More info on this book can be found here as well as on the publisher's site here.

I received a free copy of this book from the publisher in exchange for my honest review. I was not required to write a positive review.

Tuesday, April 16, 2013

Noah Justice DVD's: Awesome Science episodes 4, 5, and 6

This is a review combining the 3 DVD's in the "Awesome Science with Noah Justice" series for episodes 4 (Explore Yosemite and Zion National Parks), episode 5 (Explore Mount St Helens), and episode 6 (Explore John Day Fossil Beds). I'm going to combine them all into one review because I have the same thoughts/feelings/reflections about all 3.

Let me say, I really enjoy science, geology, and I do believe Biblical creationism. My criticisms of this series are not with their content, but rather with the method of delivering the information. The geology of Mount St Helens and how that shows how rapidly forces can act and changes can be made is a topic which has always interested me. Perhaps for that reason I found that video to be my favorite of the 3. However -- I would not really recommend this series of videos.

Why? Well, for one thing, the delivery is so fast, the words are spoken at such a high level of intensity (??maybe someone told the child who is narrating to sound like he is excited? and then he goes a bit overboard with that suggestion??) that it feels kind of like someone is yelling at you, really fast. The words are spoken so fast that it's hard to take in/remember the information, and there's not much repetition of material--repetition is very helpful in any speech or presentation that you want people to remember what you're talking about! There is also that annoying little "awesome science" icon that pops up randomly at the lower right hand side of the screen, which definitely distracts attention.

My children also watched these with me. They are 8, 10, and 12 and are usually all interested in science-y movies, but all of them didn't care for these. They actually said, do we have to watch the others? (we watched them on different days)

So -- I do feel kind of bad giving a poor review to something that a child has done, but truthfully it's just not what I'd recommend.

I received a free copy of these dvd's and their accompanying study guides for the purpose of this review. I was not required to write a positive review.

Monday, April 1, 2013

The Language of Blessing by Joseph Cavanaugh III

The book The Language of Blessing by Joseph Cavanaugh is written for many people. Parents, people who are employed, people who interact with others, and people who were once children. :) Okay, so this book is for just about everyone :)

In this book the author speaks to many topics, primarily ones relating to the theme of finding, utilizing, and maximizing one's talents. The language of blessing spoken of in the title is a blessing which originates from God, one that if it is not received from ones parents can be received via other pathways, from God.

The book didn't have much Scripture in it, it was more a "self-help" - type book. Not that it wasn't good, just from Tyndale I kind of thought it would be more Bible-based.

The thought that most impressed/impacted me as I read through the book was that we each have talents and if we don't recognize them as such (through some sort of misplaced humility or just seeing ourselves as normal or average) then we see those talents as "average" or "what everyone ought to have" and then we are guilty of judging others because they don't have those "normal" things as a part of their lives. Wow. That one was a big point to ponder for me. I do see how that works. Thanks to the author for explaining and illustrating that so well.

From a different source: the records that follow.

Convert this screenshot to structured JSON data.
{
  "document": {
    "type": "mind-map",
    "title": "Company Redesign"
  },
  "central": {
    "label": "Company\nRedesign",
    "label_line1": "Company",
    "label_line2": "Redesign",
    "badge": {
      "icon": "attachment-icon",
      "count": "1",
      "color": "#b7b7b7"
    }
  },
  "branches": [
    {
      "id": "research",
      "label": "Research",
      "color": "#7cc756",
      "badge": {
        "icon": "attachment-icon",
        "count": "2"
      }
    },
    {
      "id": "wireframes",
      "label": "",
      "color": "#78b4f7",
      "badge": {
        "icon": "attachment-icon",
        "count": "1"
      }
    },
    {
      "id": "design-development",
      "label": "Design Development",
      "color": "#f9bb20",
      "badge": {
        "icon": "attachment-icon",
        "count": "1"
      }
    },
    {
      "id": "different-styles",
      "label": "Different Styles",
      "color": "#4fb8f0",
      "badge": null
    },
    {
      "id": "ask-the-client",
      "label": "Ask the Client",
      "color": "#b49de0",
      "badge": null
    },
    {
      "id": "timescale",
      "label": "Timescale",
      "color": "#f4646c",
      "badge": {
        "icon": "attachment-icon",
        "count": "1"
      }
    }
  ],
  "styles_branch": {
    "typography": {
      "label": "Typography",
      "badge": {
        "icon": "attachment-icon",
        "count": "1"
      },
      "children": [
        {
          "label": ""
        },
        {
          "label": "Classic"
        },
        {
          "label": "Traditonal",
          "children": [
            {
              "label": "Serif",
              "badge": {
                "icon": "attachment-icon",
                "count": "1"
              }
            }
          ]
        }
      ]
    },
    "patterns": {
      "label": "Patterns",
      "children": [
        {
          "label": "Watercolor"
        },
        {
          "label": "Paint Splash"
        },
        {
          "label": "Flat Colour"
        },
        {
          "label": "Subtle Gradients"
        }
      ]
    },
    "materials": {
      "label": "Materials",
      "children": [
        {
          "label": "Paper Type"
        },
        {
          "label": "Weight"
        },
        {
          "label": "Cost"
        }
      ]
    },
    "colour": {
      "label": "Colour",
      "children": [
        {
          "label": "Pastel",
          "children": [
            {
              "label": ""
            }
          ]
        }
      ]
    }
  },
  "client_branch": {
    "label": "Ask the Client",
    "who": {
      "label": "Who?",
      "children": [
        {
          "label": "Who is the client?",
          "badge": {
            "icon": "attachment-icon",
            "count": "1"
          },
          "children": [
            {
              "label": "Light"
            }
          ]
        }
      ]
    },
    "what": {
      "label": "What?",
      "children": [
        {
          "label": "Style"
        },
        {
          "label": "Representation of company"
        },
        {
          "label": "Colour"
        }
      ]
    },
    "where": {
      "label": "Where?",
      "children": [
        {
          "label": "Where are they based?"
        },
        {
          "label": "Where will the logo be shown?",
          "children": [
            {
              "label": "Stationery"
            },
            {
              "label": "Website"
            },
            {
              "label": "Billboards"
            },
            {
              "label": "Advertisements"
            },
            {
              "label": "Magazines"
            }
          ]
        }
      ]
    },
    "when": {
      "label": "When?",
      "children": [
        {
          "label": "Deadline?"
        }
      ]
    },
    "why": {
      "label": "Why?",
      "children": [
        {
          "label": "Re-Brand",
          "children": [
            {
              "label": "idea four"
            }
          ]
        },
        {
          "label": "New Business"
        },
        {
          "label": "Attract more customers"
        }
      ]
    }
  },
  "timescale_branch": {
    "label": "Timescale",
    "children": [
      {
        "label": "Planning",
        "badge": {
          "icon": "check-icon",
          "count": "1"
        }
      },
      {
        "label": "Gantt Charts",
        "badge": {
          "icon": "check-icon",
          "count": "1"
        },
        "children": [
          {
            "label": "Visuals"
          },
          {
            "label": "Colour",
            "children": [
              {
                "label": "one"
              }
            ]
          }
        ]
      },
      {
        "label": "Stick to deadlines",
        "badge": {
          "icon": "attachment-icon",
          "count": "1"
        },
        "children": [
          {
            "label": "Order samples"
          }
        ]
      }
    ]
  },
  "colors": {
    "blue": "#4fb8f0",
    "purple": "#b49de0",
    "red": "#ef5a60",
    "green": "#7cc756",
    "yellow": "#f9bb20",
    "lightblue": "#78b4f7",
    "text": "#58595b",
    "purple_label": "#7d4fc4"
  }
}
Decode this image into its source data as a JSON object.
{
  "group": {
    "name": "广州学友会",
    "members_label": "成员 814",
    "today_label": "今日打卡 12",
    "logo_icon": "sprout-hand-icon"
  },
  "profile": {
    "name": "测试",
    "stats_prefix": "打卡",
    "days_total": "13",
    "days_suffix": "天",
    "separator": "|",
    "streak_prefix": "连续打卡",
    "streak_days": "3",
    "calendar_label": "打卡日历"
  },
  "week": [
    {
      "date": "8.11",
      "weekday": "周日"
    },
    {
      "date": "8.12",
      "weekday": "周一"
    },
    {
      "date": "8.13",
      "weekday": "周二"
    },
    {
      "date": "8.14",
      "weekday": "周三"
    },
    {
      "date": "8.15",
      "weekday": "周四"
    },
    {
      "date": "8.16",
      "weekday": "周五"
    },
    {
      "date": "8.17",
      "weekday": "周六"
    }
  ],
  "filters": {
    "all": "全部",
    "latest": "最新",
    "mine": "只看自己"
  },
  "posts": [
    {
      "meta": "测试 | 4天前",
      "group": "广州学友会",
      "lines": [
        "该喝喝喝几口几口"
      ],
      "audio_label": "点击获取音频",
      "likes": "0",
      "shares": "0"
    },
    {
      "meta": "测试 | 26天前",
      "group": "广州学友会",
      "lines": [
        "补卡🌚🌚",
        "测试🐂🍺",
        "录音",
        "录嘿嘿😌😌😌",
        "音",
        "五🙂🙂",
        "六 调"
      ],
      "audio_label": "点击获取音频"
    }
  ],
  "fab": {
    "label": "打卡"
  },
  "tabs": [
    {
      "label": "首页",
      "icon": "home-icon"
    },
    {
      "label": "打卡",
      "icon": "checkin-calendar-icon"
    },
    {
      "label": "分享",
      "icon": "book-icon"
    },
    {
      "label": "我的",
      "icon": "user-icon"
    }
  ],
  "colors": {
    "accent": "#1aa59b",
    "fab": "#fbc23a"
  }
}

There are also sections which give us advice on how to identify and encourage your children in their special talents and character traits. Sections about doing this with co-workers or employees or other people with whom you are in contact.

There was quite a bit said about different evaluative tools to identify talents, gifts, character, etc. Not sure how I felt about that, I kind of skimmed over all those references.

All in all, I found this book to be helpful, interesting, and informative. I'd recommend reading it!

I received a copy of this book from the publisher for the purpose of this review. I was not required to write a positive review.